After popping out of the Draw, there is the option to go right and take in the view from Flat Iron, or go left and climb a little bit more to get as high as possible. Also, left and then straight is Ridgeline Trail, but I have yet to do this, so I will save that for when I do. Usually out of the Draw I go to the right first and scare the snot out of Matt by standing on the edge of the cliff. It is a sheer drop down to the bottom with a gorgeous, unimpeded view of the entire valley spread out below. Even when the top is coated with people, this is an imposing and serene vista. It calms me and reminds me of how cool our God is. The effort put forth in the Draw is absolutely worth it. Every burning muscle fiber, every salty drop of sweat, every wrong turn, and every stubbed toe bring me to this point where I can look out over a bit of creation and realize how small I am. It’s a good feeling.
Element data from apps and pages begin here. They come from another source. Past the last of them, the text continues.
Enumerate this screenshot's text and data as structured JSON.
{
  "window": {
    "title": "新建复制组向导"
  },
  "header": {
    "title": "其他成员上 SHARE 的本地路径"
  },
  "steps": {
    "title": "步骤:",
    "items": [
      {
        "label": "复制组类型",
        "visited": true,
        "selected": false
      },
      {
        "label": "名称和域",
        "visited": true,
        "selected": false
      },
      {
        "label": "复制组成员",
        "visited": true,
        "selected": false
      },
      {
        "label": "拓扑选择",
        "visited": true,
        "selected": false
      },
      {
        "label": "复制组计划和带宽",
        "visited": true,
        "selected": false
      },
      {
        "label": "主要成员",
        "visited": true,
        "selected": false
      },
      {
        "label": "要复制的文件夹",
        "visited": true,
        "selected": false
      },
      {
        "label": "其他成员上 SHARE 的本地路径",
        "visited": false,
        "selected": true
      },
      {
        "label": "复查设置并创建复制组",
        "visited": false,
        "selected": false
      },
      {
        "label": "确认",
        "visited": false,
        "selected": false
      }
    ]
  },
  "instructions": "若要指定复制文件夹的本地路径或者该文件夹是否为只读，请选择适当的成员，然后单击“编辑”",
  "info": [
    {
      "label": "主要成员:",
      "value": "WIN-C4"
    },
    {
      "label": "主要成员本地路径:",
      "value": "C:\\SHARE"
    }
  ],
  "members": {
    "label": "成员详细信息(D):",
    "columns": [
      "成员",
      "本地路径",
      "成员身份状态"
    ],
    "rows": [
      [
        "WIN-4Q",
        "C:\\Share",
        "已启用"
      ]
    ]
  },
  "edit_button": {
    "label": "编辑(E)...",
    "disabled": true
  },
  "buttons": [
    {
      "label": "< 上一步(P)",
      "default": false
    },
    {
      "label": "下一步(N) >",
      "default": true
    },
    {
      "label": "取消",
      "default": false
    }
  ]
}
I usually find another boulder up here and eat again (I like to eat), before heading back to the Draw to then go left and climb to the tippy top. The entire time on the top of the Superstitions I am surrounded by commanding views, plus at the very top, there are fun boulder formations to climb around on.

Looking west from Flat Iron

Looking west from Flat Iron – by Matt

View of the Valley from Flat Iron

View of the Valley from Flat Iron – by… uh… maybe me?

Toes & Cliffs

Toes & Cliffs – by me!


Once I have finished playing around on the top of the mountain, it’s time to head down. Down is fun. As you might remember, I love flying down hills. This one is no different, it’s just way more dangerous and makes my heart sing. On the way down I get to hop from boulder to boulder down the mountain. It’s not quite runnable for me, at least not yet, but I get moving at a pretty good rate. Today I was wearing my Vibram Five Fingers (as usual) and had many questions from people on their way up about my shoes and what I thought about them, especially out there on that rocky trail. I love them, obviously, or I wouldn’t be flying over boulders in them! I have excellent ground contact in them, so I can feel what is going on underneath me. This means that I am generally really good at catching a slip before it becomes a fall.

Time to go back down... that.

Time to go back down… that. – by me again, I think?

Other Hikers

The trail this morning was the busiest that I’ve ever seen it. Everyone was out and wanted to get in the nice Arizona weather (I think it got into the 80’s today?). I prefer solitude on my hikes/runs, but I actually enjoyed the other people on the trail today. Most of them seemed to be the avid outdoorsy type- my kind of people! It was fun discussing the trail, shoes, other trails in the area, even helping people out by taking pictures of friends together at the summit. There was a sense of community- we were all in the climb together!

The End

Getting back to the parking lot felt wonderful! I’d been looking forward to my post-run/hike Coke for the full three miles back down and couldn’t wait to crack it open. The delicious burn of the soda down my throat was epic and a perfect end to a perfect morning.

See that outcropping that on the right of the shot that looks like a Flat Iron?

See that outcropping on the right of the shot that looks like a Flat Iron? – by me?

Shadows from the top

Shadows from the top – by me

To see some cool pictures of other people’s awesome climbs at high locations go to:

For more information on this park visit:

PS- After publishing this, I realized some people might not realize there is a fee associated with entry. Currently that fee is $7.